Android malware continues to find its way onto unsuspecting users’ devices, case in point two families identified by mobile security researchers on Monday.
One strain, Loapi, can carry out a cornucopia of activities, like cryptocurrency mining, the launching of DDoS attacks, and the ability to barrage users with aggressive ads.
A trio of researchers with Kaspersky Lab, Nikita Buchka, Anton Kivva, and Dmitry Galov, outlined Loapi, a Trojan that's been distributed via advertising campaigns, on Monday.
Once installed the app asks for administrator permissions. It doesn't take 'no' for an answer; the malware repeatedly asks users in a loop until the user agrees. Once the user obliges, Loapi gets to work. The malware contains a module which displays video ads and banners, a module that can mine the Monero cryptocurrency, and a module that allows attackers to send HTTP requests from the victim's device. Researchers suggest the latter can be used to organize DDoS attacks against specified resources.
Researchers hint the strain may have evolved from Podec, a family first spotted in 2015.
Podec, when first spotted, was an SMS Trojan known for its ability to bypass CAPTCHA. The malware came disguised as popular mobile games, like Minecraft, that once downloaded, requested administrator privileges. Podec could subscribe phone numbers to paid content and delete call records.
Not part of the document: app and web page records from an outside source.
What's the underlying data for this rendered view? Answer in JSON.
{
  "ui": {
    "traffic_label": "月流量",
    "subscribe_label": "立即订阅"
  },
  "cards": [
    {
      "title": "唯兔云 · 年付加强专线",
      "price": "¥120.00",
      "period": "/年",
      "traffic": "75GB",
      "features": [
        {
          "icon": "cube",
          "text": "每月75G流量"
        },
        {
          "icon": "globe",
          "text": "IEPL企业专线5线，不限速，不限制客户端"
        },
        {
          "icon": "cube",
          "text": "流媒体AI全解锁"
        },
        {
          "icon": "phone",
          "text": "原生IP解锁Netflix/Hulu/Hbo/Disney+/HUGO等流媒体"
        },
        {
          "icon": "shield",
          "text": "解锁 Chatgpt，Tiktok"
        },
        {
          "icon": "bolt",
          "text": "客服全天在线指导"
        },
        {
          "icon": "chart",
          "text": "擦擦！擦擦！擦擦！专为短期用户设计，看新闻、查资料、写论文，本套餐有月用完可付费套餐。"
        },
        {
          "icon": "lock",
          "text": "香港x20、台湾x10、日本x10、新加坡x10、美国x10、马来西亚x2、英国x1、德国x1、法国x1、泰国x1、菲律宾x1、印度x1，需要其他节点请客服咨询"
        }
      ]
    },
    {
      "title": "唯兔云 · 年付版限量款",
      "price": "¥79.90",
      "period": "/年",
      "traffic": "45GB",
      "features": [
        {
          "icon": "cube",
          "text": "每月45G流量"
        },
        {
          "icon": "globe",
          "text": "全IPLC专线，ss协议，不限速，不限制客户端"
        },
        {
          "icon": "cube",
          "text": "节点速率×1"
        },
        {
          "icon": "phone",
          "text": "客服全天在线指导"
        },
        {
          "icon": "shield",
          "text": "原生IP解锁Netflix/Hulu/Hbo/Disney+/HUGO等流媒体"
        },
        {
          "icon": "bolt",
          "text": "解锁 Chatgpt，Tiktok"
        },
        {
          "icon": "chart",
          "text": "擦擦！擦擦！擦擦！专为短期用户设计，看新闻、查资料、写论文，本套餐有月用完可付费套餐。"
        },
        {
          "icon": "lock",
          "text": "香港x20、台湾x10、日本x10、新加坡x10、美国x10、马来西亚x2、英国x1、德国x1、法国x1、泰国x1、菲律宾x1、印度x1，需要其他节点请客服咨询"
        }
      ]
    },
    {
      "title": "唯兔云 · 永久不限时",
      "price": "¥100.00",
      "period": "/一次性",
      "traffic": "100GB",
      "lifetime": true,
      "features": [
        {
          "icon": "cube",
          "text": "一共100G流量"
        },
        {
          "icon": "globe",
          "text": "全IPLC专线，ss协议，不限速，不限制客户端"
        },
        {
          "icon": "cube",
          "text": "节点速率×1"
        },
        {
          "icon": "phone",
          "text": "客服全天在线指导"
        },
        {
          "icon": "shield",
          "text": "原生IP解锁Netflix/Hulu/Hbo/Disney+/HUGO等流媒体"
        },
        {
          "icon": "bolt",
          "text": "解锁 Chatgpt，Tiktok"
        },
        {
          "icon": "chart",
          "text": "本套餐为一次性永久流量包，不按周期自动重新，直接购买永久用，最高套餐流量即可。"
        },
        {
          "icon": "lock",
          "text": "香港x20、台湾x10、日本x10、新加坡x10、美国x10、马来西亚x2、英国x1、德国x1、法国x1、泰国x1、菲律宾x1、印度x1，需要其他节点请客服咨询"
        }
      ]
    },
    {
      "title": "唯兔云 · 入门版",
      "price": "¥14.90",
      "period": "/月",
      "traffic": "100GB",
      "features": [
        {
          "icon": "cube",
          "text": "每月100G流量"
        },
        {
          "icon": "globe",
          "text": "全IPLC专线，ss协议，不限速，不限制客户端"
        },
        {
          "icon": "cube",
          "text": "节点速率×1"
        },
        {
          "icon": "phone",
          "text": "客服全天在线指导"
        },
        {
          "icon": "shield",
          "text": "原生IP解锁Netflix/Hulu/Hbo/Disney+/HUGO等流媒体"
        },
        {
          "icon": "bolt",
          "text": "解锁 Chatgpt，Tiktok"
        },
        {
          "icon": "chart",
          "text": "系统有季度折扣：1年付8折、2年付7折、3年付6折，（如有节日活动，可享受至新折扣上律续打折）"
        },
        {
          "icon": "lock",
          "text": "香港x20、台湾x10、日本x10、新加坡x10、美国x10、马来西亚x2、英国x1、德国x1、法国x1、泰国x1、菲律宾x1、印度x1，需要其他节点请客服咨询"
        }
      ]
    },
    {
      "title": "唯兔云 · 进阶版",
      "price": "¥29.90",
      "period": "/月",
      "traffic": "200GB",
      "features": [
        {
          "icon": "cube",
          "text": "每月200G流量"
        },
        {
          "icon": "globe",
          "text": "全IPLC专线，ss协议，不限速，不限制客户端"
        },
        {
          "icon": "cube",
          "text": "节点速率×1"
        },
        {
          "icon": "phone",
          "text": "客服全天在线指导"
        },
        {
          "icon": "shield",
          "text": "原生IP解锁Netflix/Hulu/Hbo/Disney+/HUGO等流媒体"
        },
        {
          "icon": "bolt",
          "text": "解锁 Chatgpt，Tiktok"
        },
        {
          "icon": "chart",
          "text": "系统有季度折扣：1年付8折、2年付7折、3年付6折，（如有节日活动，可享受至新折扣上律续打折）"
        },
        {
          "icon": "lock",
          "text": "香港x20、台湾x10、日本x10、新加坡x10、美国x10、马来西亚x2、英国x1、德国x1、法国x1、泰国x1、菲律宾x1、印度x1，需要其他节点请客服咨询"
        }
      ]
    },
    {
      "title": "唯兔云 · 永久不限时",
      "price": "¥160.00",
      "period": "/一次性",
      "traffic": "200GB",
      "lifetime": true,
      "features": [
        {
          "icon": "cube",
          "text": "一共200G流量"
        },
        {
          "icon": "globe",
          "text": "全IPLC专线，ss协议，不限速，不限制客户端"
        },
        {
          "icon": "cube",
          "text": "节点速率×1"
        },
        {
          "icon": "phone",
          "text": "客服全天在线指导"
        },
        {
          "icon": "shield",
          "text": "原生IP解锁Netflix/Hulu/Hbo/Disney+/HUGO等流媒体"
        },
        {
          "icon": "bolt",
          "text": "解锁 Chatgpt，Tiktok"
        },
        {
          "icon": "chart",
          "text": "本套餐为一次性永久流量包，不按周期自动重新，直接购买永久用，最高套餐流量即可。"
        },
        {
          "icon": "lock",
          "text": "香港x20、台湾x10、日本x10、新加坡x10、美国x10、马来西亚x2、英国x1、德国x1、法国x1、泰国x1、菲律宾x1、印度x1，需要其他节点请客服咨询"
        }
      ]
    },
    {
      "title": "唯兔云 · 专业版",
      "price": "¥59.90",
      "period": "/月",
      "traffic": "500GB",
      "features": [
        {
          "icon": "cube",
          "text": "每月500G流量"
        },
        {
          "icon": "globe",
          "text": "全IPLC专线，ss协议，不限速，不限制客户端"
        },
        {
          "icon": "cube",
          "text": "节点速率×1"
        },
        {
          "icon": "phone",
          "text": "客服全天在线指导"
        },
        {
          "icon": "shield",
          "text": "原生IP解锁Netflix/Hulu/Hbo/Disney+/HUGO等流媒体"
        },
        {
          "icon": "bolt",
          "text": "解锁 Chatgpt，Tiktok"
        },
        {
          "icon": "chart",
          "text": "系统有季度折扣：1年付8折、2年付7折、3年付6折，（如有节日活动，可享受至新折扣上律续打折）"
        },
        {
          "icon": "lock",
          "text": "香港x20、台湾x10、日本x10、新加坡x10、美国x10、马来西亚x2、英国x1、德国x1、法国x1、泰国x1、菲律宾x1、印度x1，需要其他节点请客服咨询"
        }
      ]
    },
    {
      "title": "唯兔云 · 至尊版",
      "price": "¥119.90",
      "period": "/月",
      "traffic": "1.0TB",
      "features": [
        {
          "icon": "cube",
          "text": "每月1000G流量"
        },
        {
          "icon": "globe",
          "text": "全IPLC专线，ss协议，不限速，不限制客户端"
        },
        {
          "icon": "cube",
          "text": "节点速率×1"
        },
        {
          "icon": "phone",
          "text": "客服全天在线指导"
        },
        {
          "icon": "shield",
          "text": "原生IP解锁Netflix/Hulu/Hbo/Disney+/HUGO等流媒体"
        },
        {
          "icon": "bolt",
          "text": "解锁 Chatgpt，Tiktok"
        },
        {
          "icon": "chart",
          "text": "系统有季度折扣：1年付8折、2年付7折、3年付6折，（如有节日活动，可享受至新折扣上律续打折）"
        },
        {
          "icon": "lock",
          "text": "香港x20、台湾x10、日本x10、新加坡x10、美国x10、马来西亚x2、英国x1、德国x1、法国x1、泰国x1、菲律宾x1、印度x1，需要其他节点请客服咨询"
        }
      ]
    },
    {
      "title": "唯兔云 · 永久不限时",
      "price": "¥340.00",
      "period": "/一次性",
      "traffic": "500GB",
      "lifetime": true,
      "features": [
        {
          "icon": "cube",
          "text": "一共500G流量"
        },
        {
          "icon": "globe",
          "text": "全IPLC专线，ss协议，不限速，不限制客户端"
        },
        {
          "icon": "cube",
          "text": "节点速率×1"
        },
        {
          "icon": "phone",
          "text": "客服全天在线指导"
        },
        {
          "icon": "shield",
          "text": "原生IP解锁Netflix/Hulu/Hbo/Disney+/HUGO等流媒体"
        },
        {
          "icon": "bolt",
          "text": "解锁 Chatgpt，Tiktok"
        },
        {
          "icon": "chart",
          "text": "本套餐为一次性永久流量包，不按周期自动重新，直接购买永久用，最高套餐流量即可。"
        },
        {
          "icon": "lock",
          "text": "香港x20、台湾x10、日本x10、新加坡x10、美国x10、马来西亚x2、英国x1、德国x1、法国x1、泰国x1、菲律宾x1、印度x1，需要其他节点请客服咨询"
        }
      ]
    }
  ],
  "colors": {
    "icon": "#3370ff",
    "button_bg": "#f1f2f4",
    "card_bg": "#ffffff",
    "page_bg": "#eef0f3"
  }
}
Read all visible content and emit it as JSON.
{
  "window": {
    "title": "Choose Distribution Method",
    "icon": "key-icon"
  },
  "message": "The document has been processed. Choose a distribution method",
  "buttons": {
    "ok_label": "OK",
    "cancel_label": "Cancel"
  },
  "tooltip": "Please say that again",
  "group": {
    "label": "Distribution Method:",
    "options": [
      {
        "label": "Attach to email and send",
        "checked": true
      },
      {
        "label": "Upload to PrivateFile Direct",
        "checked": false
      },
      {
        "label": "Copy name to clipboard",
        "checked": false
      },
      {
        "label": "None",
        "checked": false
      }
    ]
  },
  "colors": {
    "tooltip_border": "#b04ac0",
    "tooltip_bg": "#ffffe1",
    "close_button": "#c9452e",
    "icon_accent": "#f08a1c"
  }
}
Like Loapi, Podec could also recruit a victim's device to join a botnet and launch DDoS attacks.
Loapi hasn’t lost Podec’s ability to send SMS messages on behalf of attackers; Kaspersky researchers claim a module in the latest iteration of the malware can send SMS messages to any number, or subscribe users to paid services. The fact that the malware is capable of so many activities prompted the researchers to call it a “jack of all trades” Monday.
Researchers with Trend Micro also outlined a new Android mobile malware family on Monday dubbed GnatSpy. Ecular Xu, a threat response engineer with the firm, posits the strain is a variant of VAMP, a data-stealing malware family identified by Palo Alto researchers this past April. Xu couldn't confirm how GnatSpy was being distributed; he suggests that attackers may be sending malicious files containing the malware directly to users and – as they're named to sound seemingly legitimate, “Android Setting” or “Facebook Update” – tricking them into installing them.
The malware primarily siphons up information about infected devices, battery type, memory and storage usage, SIM card status, and so on.
Perhaps the one silver lining here is the fact that neither of these families, currently at least, are being spread through legitimate channels like Google's Play marketplace. Loapi samples Kaspersky Lab researchers obtained were distributed via advertising campaigns; Trend Micro declined to say how it came across its GnatSpy samples. That shouldn’t deter Android users from exercising caution when it comes to installing apps on Google Play. As we saw earlier this year, malware like BankBot, a mobile banking Trojan, can still evade protections put in place by Google Play to infect users.